> [Aim of the task]: The entries follow. Print each one exactly.

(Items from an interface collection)
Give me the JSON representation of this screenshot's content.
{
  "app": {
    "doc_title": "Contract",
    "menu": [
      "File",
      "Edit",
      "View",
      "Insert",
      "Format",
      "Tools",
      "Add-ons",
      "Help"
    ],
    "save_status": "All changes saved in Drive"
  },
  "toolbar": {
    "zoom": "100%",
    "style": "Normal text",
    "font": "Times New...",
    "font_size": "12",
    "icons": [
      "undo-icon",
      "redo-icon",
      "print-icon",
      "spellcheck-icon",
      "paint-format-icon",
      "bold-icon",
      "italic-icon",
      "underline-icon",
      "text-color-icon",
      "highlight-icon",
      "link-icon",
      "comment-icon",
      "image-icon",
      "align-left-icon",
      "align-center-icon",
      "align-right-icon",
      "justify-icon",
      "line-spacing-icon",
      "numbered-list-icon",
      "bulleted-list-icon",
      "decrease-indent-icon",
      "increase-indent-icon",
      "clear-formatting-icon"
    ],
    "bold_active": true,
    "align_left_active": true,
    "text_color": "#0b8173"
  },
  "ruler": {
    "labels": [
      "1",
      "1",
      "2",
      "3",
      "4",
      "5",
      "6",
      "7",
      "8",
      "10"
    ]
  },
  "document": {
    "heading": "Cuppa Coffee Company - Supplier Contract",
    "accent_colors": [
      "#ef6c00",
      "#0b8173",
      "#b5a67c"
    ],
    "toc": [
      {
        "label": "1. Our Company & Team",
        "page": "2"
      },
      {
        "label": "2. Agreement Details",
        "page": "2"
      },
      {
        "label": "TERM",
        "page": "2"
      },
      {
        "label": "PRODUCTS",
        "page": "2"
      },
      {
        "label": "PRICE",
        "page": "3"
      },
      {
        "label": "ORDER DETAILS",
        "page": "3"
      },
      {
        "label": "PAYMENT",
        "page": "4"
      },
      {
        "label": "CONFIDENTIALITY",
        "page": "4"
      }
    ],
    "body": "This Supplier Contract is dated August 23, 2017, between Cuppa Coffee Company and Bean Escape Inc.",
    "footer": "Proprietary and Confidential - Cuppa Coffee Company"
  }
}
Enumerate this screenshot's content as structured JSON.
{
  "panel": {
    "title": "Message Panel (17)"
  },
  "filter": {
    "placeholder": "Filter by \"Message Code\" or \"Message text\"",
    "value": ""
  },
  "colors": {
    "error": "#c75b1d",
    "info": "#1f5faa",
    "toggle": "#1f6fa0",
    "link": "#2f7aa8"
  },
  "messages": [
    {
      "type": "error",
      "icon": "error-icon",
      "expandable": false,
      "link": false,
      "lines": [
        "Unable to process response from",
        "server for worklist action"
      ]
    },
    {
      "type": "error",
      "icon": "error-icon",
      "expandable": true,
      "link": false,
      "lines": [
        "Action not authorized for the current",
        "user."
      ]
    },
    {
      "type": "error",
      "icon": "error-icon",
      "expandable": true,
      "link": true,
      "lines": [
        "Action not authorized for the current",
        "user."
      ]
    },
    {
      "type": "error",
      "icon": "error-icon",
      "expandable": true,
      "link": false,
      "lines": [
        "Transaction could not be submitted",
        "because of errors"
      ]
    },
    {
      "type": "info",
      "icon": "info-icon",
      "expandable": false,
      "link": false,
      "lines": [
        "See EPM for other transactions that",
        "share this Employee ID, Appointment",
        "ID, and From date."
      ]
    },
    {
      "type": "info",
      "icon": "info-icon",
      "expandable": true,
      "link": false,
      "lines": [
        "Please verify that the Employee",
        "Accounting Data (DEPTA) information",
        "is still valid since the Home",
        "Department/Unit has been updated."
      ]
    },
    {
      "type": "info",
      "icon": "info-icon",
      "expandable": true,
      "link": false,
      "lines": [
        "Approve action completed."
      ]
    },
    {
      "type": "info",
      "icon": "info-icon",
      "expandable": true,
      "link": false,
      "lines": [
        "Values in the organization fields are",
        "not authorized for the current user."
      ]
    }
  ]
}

> [Output]:
Give me the JSON representation of this screenshot's content.
{
  "app": {
    "doc_title": "Contract",
    "menu": [
      "File",
      "Edit",
      "View",
      "Insert",
      "Format",
      "Tools",
      "Add-ons",
      "Help"
    ],
    "save_status": "All changes saved in Drive"
  },
  "toolbar": {
    "zoom": "100%",
    "style": "Normal text",
    "font": "Times New...",
    "font_size": "12",
    "icons": [
      "undo-icon",
      "redo-icon",
      "print-icon",
      "spellcheck-icon",
      "paint-format-icon",
      "bold-icon",
      "italic-icon",
      "underline-icon",
      "text-color-icon",
      "highlight-icon",
      "link-icon",
      "comment-icon",
      "image-icon",
      "align-left-icon",
      "align-center-icon",
      "align-right-icon",
      "justify-icon",
      "line-spacing-icon",
      "numbered-list-icon",
      "bulleted-list-icon",
      "decrease-indent-icon",
      "increase-indent-icon",
      "clear-formatting-icon"
    ],
    "bold_active": true,
    "align_left_active": true,
    "text_color": "#0b8173"
  },
  "ruler": {
    "labels": [
      "1",
      "1",
      "2",
      "3",
      "4",
      "5",
      "6",
      "7",
      "8",
      "10"
    ]
  },
  "document": {
    "heading": "Cuppa Coffee Company - Supplier Contract",
    "accent_colors": [
      "#ef6c00",
      "#0b8173",
      "#b5a67c"
    ],
    "toc": [
      {
        "label": "1. Our Company & Team",
        "page": "2"
      },
      {
        "label": "2. Agreement Details",
        "page": "2"
      },
      {
        "label": "TERM",
        "page": "2"
      },
      {
        "label": "PRODUCTS",
        "page": "2"
      },
      {
        "label": "PRICE",
        "page": "3"
      },
      {
        "label": "ORDER DETAILS",
        "page": "3"
      },
      {
        "label": "PAYMENT",
        "page": "4"
      },
      {
        "label": "CONFIDENTIALITY",
        "page": "4"
      }
    ],
    "body": "This Supplier Contract is dated August 23, 2017, between Cuppa Coffee Company and Bean Escape Inc.",
    "footer": "Proprietary and Confidential - Cuppa Coffee Company"
  }
}
Enumerate this screenshot's content as structured JSON.
{
  "panel": {
    "title": "Message Panel (17)"
  },
  "filter": {
    "placeholder": "Filter by \"Message Code\" or \"Message text\"",
    "value": ""
  },
  "colors": {
    "error": "#c75b1d",
    "info": "#1f5faa",
    "toggle": "#1f6fa0",
    "link": "#2f7aa8"
  },
  "messages": [
    {
      "type": "error",
      "icon": "error-icon",
      "expandable": false,
      "link": false,
      "lines": [
        "Unable to process response from",
        "server for worklist action"
      ]
    },
    {
      "type": "error",
      "icon": "error-icon",
      "expandable": true,
      "link": false,
      "lines": [
        "Action not authorized for the current",
        "user."
      ]
    },
    {
      "type": "error",
      "icon": "error-icon",
      "expandable": true,
      "link": true,
      "lines": [
        "Action not authorized for the current",
        "user."
      ]
    },
    {
      "type": "error",
      "icon": "error-icon",
      "expandable": true,
      "link": false,
      "lines": [
        "Transaction could not be submitted",
        "because of errors"
      ]
    },
    {
      "type": "info",
      "icon": "info-icon",
      "expandable": false,
      "link": false,
      "lines": [
        "See EPM for other transactions that",
        "share this Employee ID, Appointment",
        "ID, and From date."
      ]
    },
    {
      "type": "info",
      "icon": "info-icon",
      "expandable": true,
      "link": false,
      "lines": [
        "Please verify that the Employee",
        "Accounting Data (DEPTA) information",
        "is still valid since the Home",
        "Department/Unit has been updated."
      ]
    },
    {
      "type": "info",
      "icon": "info-icon",
      "expandable": true,
      "link": false,
      "lines": [
        "Approve action completed."
      ]
    },
    {
      "type": "info",
      "icon": "info-icon",
      "expandable": true,
      "link": false,
      "lines": [
        "Values in the organization fields are",
        "not authorized for the current user."
      ]
    }
  ]
}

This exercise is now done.